== WORK INSTRUCTION ==
Which lines in the material below contain the word "public"? Copy each of them.

== DATA FOR PROCESSING ==

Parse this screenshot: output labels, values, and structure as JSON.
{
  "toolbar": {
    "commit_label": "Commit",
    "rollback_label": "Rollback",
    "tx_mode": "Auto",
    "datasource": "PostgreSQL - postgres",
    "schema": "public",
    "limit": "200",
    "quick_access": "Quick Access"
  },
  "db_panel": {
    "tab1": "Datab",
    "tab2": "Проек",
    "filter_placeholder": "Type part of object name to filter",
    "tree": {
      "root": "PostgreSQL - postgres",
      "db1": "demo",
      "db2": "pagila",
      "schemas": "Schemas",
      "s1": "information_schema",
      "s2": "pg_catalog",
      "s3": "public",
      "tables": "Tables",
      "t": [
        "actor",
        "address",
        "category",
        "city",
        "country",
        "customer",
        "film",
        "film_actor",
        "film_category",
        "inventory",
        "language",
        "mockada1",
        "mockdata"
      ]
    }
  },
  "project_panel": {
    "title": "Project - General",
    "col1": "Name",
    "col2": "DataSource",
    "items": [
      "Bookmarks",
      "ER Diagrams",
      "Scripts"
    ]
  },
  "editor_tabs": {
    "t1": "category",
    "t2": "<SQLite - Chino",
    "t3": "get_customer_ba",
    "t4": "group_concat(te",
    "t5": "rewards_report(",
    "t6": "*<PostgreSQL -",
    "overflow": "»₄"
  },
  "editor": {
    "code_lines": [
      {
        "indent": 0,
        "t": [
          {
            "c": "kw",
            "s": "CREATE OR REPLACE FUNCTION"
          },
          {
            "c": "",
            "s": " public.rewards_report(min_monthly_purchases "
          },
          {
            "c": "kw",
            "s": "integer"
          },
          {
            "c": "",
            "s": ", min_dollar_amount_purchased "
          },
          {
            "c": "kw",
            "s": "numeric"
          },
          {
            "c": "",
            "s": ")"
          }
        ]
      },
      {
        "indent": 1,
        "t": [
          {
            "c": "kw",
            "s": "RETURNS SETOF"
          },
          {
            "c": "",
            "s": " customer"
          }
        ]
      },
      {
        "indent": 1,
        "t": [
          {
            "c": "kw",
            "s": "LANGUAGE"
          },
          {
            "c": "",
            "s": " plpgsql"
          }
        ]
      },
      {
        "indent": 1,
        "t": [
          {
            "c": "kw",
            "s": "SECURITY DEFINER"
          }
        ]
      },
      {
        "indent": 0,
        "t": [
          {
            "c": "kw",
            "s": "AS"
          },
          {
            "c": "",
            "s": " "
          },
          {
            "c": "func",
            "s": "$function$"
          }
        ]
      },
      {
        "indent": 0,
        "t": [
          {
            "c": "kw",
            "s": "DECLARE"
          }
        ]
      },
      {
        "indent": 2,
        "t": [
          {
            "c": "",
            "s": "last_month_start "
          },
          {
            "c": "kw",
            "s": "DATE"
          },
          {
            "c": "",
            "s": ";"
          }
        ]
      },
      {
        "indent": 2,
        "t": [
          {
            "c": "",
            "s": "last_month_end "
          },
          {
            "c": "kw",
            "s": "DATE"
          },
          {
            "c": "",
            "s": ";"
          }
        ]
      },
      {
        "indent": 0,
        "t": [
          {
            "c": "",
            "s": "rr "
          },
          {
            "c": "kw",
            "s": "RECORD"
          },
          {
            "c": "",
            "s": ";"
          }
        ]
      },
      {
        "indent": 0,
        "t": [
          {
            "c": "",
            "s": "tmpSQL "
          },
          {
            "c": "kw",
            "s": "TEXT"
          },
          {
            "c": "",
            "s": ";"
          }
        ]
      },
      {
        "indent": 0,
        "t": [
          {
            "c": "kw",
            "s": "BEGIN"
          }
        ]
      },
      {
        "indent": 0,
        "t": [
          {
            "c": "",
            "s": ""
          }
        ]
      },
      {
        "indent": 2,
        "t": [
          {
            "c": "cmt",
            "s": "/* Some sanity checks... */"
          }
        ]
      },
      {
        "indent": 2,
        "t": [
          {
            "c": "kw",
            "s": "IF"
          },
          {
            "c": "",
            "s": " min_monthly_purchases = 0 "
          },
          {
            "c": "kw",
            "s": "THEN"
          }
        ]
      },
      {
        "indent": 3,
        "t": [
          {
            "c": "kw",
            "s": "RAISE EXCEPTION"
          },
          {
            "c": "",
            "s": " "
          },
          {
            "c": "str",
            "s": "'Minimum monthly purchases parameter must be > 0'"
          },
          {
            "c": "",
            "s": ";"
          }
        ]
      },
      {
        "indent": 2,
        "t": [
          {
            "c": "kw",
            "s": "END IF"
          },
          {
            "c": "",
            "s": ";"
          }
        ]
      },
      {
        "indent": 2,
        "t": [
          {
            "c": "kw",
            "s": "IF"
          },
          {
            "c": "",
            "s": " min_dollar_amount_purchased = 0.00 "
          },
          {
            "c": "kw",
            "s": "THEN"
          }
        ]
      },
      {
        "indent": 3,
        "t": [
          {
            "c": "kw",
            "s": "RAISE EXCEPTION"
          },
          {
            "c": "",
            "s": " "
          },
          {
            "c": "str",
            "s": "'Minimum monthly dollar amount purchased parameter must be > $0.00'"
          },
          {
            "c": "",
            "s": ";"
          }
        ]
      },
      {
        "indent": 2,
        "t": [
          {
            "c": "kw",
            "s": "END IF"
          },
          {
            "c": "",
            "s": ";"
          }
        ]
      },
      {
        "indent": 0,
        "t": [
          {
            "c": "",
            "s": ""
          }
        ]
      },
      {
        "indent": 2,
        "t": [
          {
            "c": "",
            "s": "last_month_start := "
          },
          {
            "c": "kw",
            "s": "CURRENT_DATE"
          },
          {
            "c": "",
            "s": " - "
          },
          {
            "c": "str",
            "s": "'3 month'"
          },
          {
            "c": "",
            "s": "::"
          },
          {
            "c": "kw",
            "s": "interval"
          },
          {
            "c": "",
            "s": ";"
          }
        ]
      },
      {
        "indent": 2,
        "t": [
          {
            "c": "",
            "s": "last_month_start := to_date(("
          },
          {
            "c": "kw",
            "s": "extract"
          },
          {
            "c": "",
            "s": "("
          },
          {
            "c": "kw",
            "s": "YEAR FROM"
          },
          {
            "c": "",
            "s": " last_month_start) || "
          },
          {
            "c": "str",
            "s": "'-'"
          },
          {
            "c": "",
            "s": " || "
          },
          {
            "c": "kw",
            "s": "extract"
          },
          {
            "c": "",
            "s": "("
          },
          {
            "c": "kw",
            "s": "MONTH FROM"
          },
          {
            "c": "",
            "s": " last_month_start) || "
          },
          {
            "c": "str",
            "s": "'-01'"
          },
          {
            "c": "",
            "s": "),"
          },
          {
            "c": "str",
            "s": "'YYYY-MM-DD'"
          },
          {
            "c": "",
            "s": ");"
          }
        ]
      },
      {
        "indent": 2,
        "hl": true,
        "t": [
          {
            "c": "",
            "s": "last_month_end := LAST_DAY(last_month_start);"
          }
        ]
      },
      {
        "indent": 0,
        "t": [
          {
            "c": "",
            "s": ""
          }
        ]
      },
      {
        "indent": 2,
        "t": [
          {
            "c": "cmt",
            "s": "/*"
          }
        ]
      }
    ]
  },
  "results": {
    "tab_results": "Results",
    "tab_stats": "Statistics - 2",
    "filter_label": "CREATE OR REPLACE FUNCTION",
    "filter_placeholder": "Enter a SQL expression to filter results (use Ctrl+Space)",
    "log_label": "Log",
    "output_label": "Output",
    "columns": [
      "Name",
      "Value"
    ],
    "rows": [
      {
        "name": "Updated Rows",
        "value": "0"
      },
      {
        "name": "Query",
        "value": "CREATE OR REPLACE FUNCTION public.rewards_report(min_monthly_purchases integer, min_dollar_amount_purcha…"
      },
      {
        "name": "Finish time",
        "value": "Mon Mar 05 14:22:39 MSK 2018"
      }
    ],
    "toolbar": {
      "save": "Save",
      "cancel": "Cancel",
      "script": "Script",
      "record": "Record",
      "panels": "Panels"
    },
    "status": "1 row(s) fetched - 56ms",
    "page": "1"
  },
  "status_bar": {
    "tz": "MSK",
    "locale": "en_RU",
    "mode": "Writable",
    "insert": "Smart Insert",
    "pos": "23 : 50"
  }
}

== TASK OUTPUT ==
    "schema": "public",
      "s3": "public",
            "s": " public.rewards_report(min_monthly_purchases "
        "value": "CREATE OR REPLACE FUNCTION public.rewards_report(min_monthly_purchases integer, min_dollar_amount_purcha…"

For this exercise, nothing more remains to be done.